Mariana Da Silva has written an article about sample sizes in market research—or user research—titled “The More the Merrier.” In the article, Mariana made a comment that has caused some consternation—and for good reason.
“It all comes down to the size of the effect you intend to detect. Imagine you wanted to know whether people in London are taller than people in New York. If people in London and people in New York are actually pretty much the same height, you will need to measure a high number of citizens of both cities. If, on the other hand, people in London were particularly tall and people in New York were shorter than average, this will be obvious after measuring just a handful of people.”—Mariana Da Silva
Surely, popular thinking went, the larger the difference, the more people you’d need to ask to make sure it was real? It makes intuitive sense, but ignores the underlying principles of probability theory that govern such situations.
Now, before there’s a stampede for the exit, this article is not going to be heavy on mathematics, probability, statistics, or any other related esoterica. What we’re going to do is take a look at the underlying principles of probability theory—in general terms—and see how we can make use of them to understand issues such as the following:
* how many people to include in a usability test
* how to efficiently identify population norms and popular beliefs
* how to do quick-and-easy A/B test analysis
Then we’ll move on to take a look at a case study that shows why a large sample size doesn’t always guarantee accuracy in user research, when such situations can arise, and what we can do about it.
Understanding Optimal Usability Test Size
Across the usability landscape, conventional wisdom holds—as characterized by the title of Jakob Nielsen’s Alertbox article from 2000, “Why You Only Need to Test with 5 Users”—you can do usability testing with just a handful of users. With more, you’ll see diminishing returns on each successive test session, because it is likely that another user will already have found the bulk of the issues a user finds.

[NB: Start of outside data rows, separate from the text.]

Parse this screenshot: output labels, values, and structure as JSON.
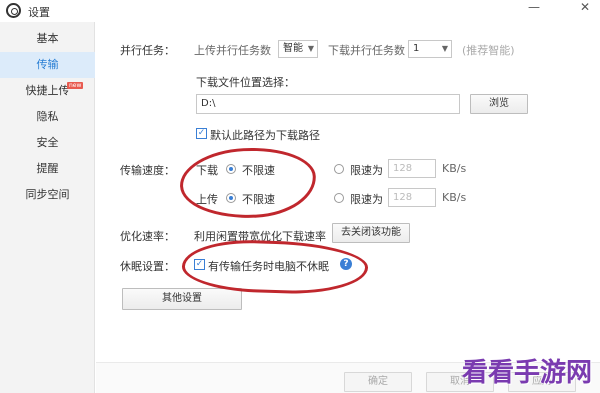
{
  "titlebar": {
    "title": "设置",
    "minimize": "—",
    "close": "✕"
  },
  "sidebar": {
    "items": [
      {
        "label": "基本"
      },
      {
        "label": "传输"
      },
      {
        "label": "快捷上传"
      },
      {
        "label": "隐私"
      },
      {
        "label": "安全"
      },
      {
        "label": "提醒"
      },
      {
        "label": "同步空间"
      }
    ],
    "new_badge": "new",
    "active_index": 1
  },
  "parallel": {
    "label": "并行任务：",
    "upload_label": "上传并行任务数",
    "upload_value": "智能",
    "download_label": "下载并行任务数",
    "download_value": "1",
    "hint": "(推荐智能)"
  },
  "download_location": {
    "label": "下载文件位置选择：",
    "path": "D:\\",
    "browse": "浏览",
    "default_checkbox": "默认此路径为下载路径",
    "default_checked": true
  },
  "speed": {
    "label": "传输速度：",
    "download": {
      "label": "下载",
      "unlimited": "不限速",
      "limit": "限速为",
      "value": "128",
      "unit": "KB/s",
      "selected": "unlimited"
    },
    "upload": {
      "label": "上传",
      "unlimited": "不限速",
      "limit": "限速为",
      "value": "128",
      "unit": "KB/s",
      "selected": "unlimited"
    }
  },
  "optimize": {
    "label": "优化速率：",
    "text": "利用闲置带宽优化下载速率",
    "button": "去关闭该功能"
  },
  "sleep": {
    "label": "休眠设置：",
    "checkbox": "有传输任务时电脑不休眠",
    "checked": true,
    "help": "?"
  },
  "other_settings": "其他设置",
  "footer": {
    "ok": "确定",
    "cancel": "取消",
    "apply": "应用"
  },
  "watermark": "看看手游网",
  "colors": {
    "accent": "#3a7fd5",
    "annotation": "#c0272d"
  }
}
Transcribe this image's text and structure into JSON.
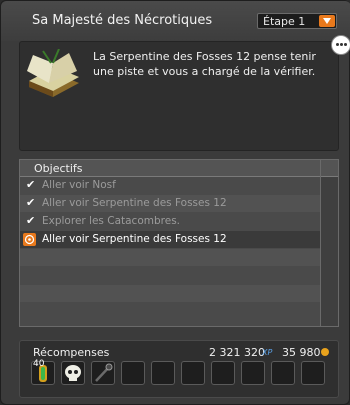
{
  "header": {
    "title": "Sa Majesté des Nécrotiques",
    "step": "Étape 1"
  },
  "description": "La Serpentine des Fosses 12 pense tenir une piste et vous a chargé de la vérifier.",
  "objectives": {
    "title": "Objectifs",
    "items": [
      {
        "label": "Aller voir Nosf",
        "state": "done"
      },
      {
        "label": "Aller voir Serpentine des Fosses 12",
        "state": "done"
      },
      {
        "label": "Explorer les Catacombres.",
        "state": "done"
      },
      {
        "label": "Aller voir Serpentine des Fosses 12",
        "state": "active"
      }
    ]
  },
  "rewards": {
    "title": "Récompenses",
    "xp": "2 321 320",
    "xp_label": "XP",
    "kamas": "35 980",
    "item_count": "40",
    "items": [
      "potion-icon",
      "skull-icon",
      "staff-icon"
    ]
  },
  "colors": {
    "accent": "#e9791c",
    "xp": "#5aa0e6"
  }
}
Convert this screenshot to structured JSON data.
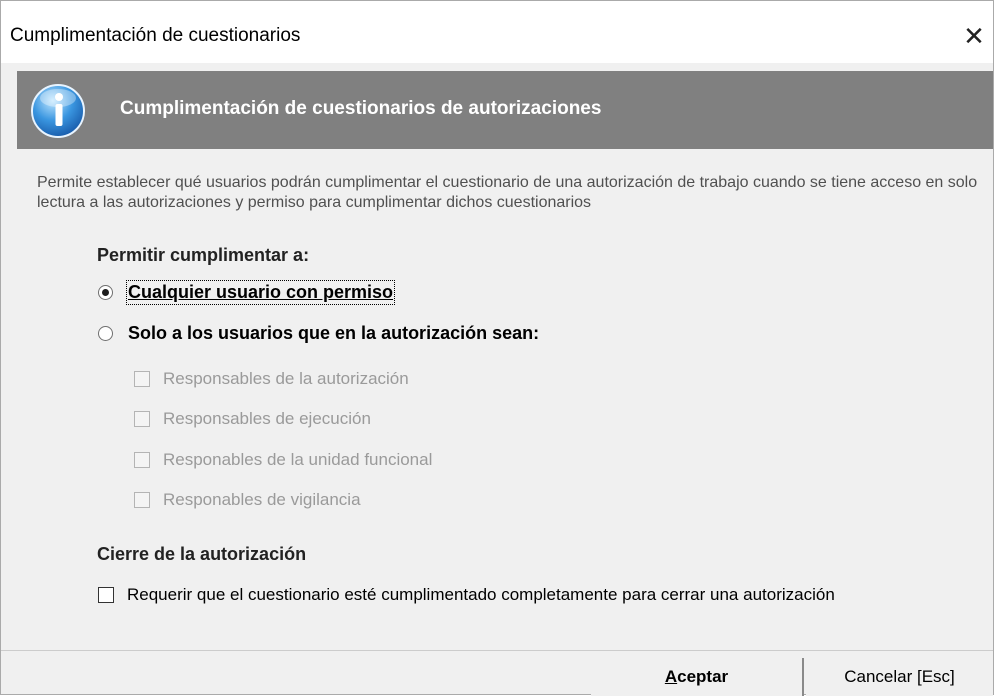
{
  "window": {
    "title": "Cumplimentación de cuestionarios",
    "close_glyph": "✕"
  },
  "banner": {
    "icon": "info-icon",
    "title": "Cumplimentación de cuestionarios de autorizaciones",
    "background": "#808080"
  },
  "description": "Permite establecer qué usuarios podrán cumplimentar el cuestionario de una autorización de trabajo cuando se tiene acceso en solo lectura a las autorizaciones y permiso para cumplimentar dichos cuestionarios",
  "permit": {
    "label": "Permitir cumplimentar a:",
    "options": [
      {
        "label": "Cualquier usuario con permiso",
        "selected": true
      },
      {
        "label": "Solo a los usuarios que en la autorización sean:",
        "selected": false
      }
    ],
    "roles": [
      {
        "label": "Responsables de la autorización",
        "checked": false,
        "enabled": false
      },
      {
        "label": "Responsables de ejecución",
        "checked": false,
        "enabled": false
      },
      {
        "label": "Responables de la unidad funcional",
        "checked": false,
        "enabled": false
      },
      {
        "label": "Responables de vigilancia",
        "checked": false,
        "enabled": false
      }
    ]
  },
  "closure": {
    "label": "Cierre de la autorización",
    "require_label": "Requerir que el cuestionario esté cumplimentado completamente para cerrar una autorización",
    "require_checked": false
  },
  "buttons": {
    "accept_accel": "A",
    "accept_rest": "ceptar",
    "cancel": "Cancelar [Esc]"
  }
}
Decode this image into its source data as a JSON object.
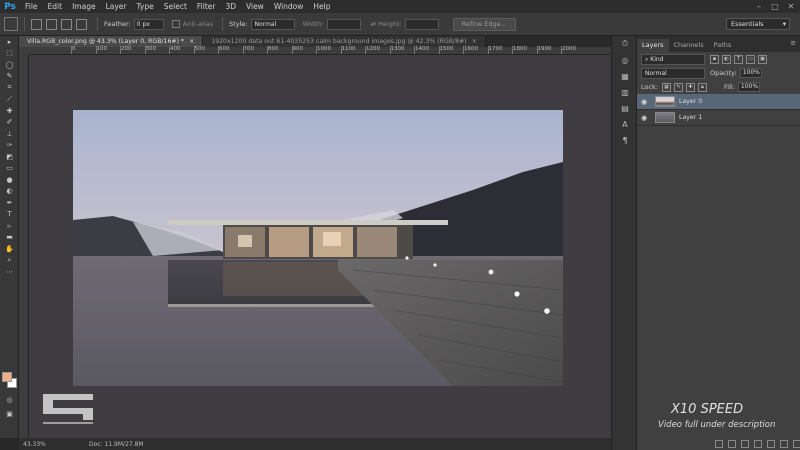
{
  "app": {
    "logo": "Ps"
  },
  "menu": [
    "File",
    "Edit",
    "Image",
    "Layer",
    "Type",
    "Select",
    "Filter",
    "3D",
    "View",
    "Window",
    "Help"
  ],
  "options": {
    "feather_label": "Feather:",
    "feather_value": "0 px",
    "antialias_label": "Anti-alias",
    "style_label": "Style:",
    "style_value": "Normal",
    "width_label": "Width:",
    "height_label": "Height:",
    "refine_edge": "Refine Edge...",
    "workspace": "Essentials"
  },
  "doc_tabs": [
    {
      "label": "Villa.RGB_color.png @ 43.3% (Layer 0, RGB/16#) *",
      "close": "×"
    },
    {
      "label": "1920x1200 data out 61-4035253 calm background images.jpg @ 42.3% (RGB/8#)",
      "close": "×"
    }
  ],
  "ruler": {
    "labels": [
      "0",
      "100",
      "200",
      "300",
      "400",
      "500",
      "600",
      "700",
      "800",
      "900",
      "1000",
      "1100",
      "1200",
      "1300",
      "1400",
      "1500",
      "1600",
      "1700",
      "1800",
      "1900",
      "2000"
    ]
  },
  "status": {
    "zoom": "43.33%",
    "doc": "Doc: 11.9M/27.8M"
  },
  "panel": {
    "tabs": [
      "Layers",
      "Channels",
      "Paths"
    ],
    "kind": "Kind",
    "blend_mode": "Normal",
    "opacity_label": "Opacity:",
    "opacity_value": "100%",
    "lock_label": "Lock:",
    "fill_label": "Fill:",
    "fill_value": "100%",
    "layers": [
      {
        "name": "Layer 0",
        "selected": true
      },
      {
        "name": "Layer 1",
        "selected": false
      }
    ]
  },
  "overlay": {
    "speed": "X10 SPEED",
    "subtitle": "Video full under description"
  },
  "colors": {
    "foreground": "#f0b08a",
    "background": "#ffffff",
    "accent": "#2fa3f0"
  }
}
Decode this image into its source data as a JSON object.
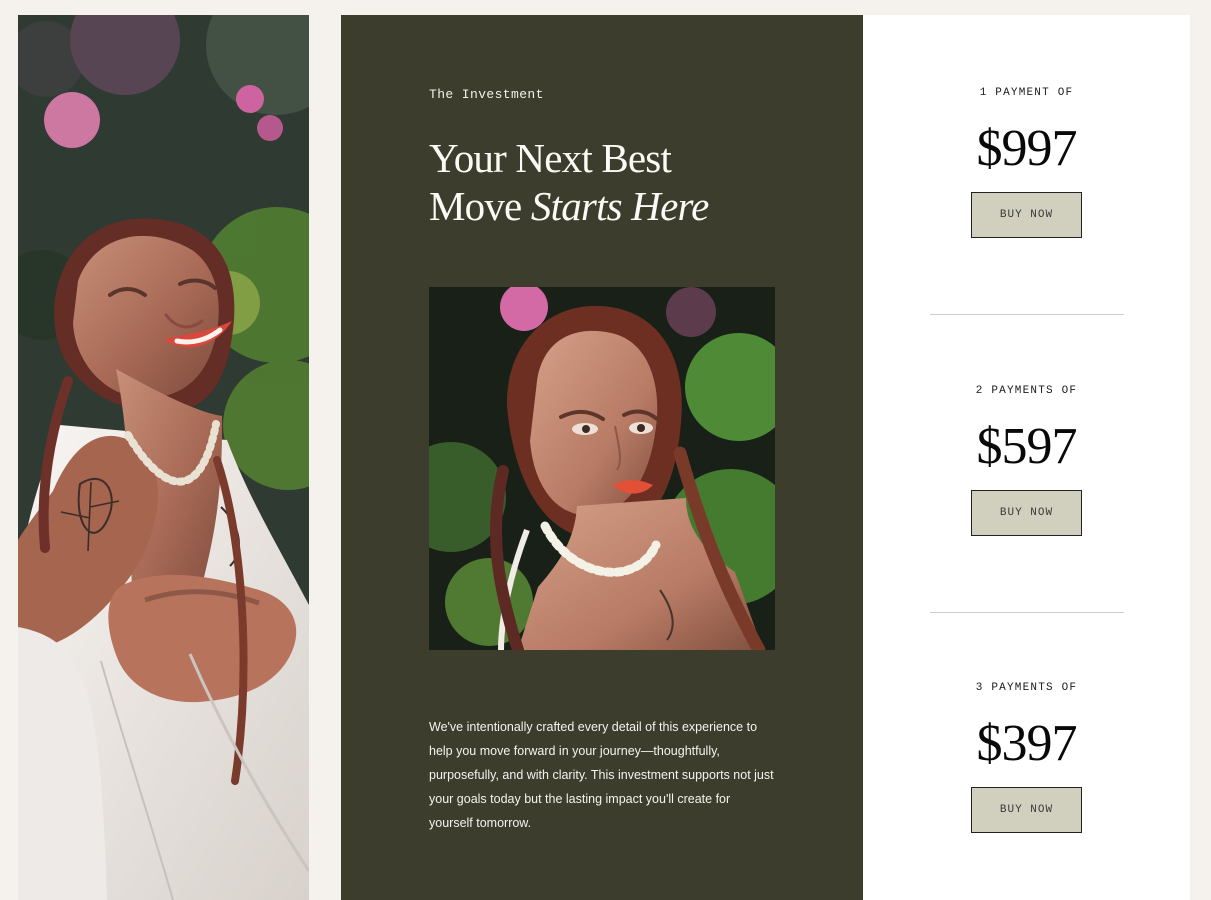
{
  "investment": {
    "eyebrow": "The Investment",
    "headline_line_1": "Your Next Best",
    "headline_line_2_plain": "Move",
    "headline_line_2_italic": "Starts Here",
    "description": "We've intentionally crafted every detail of this experience to help you move forward in your journey—thoughtfully, purposefully, and with clarity. This investment supports not just your goals today but the lasting impact you'll create for yourself tomorrow."
  },
  "pricing": [
    {
      "label": "1 PAYMENT OF",
      "amount": "$997",
      "button": "BUY NOW"
    },
    {
      "label": "2 PAYMENTS OF",
      "amount": "$597",
      "button": "BUY NOW"
    },
    {
      "label": "3 PAYMENTS OF",
      "amount": "$397",
      "button": "BUY NOW"
    }
  ],
  "colors": {
    "page_background": "#f5f2ed",
    "dark_panel": "#3c3d2d",
    "pricing_background": "#ffffff",
    "button_background": "#d1d0bf",
    "button_border": "#232323",
    "divider": "#cfcfca"
  }
}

Nielsen provides the reasoning that each user—on average and in isolation—identifies approximately 31% of all usability issues in the product under evaluation. So, the first test session uncovers 31% of all issues; the second, 31% of issues, with some overlap with session 1; and so on. After five test sessions, you’ve already recorded approximately 75-80% of all issues, so the value of the sixth, seventh, and subsequent test sessions gets lower and lower." (Continued via UXmatters, Steve Baty) [Usability Resources]